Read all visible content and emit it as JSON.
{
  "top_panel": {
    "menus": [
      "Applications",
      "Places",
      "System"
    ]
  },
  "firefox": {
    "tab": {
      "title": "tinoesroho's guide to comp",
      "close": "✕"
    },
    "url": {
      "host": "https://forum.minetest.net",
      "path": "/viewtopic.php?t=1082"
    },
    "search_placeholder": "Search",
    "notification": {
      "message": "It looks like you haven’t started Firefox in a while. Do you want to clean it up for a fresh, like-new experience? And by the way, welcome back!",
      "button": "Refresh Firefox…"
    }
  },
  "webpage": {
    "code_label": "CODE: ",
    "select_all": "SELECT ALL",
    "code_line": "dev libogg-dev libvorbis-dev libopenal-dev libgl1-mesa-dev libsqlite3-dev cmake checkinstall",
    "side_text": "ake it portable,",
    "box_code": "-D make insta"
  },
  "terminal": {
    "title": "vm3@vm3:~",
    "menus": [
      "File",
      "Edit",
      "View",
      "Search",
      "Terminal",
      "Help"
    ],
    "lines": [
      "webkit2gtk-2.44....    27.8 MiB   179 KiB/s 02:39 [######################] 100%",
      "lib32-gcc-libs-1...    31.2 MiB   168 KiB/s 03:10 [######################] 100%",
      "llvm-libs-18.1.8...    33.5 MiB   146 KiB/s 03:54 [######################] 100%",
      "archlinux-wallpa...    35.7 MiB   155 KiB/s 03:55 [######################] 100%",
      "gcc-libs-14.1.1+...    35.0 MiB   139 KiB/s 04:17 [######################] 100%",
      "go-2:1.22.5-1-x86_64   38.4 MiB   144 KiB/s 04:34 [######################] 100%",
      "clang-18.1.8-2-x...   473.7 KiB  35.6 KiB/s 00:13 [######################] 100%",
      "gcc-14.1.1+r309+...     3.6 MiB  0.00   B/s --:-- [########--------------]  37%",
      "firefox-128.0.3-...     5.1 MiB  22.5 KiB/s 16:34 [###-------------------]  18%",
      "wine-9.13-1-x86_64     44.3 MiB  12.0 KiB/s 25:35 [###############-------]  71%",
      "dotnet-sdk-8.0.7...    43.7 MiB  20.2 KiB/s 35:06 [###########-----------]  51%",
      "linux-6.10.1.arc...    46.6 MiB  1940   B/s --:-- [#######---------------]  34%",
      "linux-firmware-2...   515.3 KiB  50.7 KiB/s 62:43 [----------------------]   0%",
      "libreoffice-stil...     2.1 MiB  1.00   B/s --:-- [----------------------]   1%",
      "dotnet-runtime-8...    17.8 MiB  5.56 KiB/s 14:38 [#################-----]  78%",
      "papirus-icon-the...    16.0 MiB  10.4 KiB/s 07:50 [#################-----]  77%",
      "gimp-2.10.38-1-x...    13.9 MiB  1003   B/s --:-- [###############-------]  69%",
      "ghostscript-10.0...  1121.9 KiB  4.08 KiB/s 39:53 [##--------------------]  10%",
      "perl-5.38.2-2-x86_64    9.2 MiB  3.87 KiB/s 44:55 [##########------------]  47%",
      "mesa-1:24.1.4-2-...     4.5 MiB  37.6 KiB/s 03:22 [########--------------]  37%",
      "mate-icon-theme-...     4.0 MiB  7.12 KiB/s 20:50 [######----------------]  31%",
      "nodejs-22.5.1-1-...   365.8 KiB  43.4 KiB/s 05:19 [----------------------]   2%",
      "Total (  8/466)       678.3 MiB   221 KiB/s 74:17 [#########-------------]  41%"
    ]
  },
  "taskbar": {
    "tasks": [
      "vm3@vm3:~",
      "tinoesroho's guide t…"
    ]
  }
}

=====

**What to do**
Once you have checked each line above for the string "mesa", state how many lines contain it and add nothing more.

**Result below**
2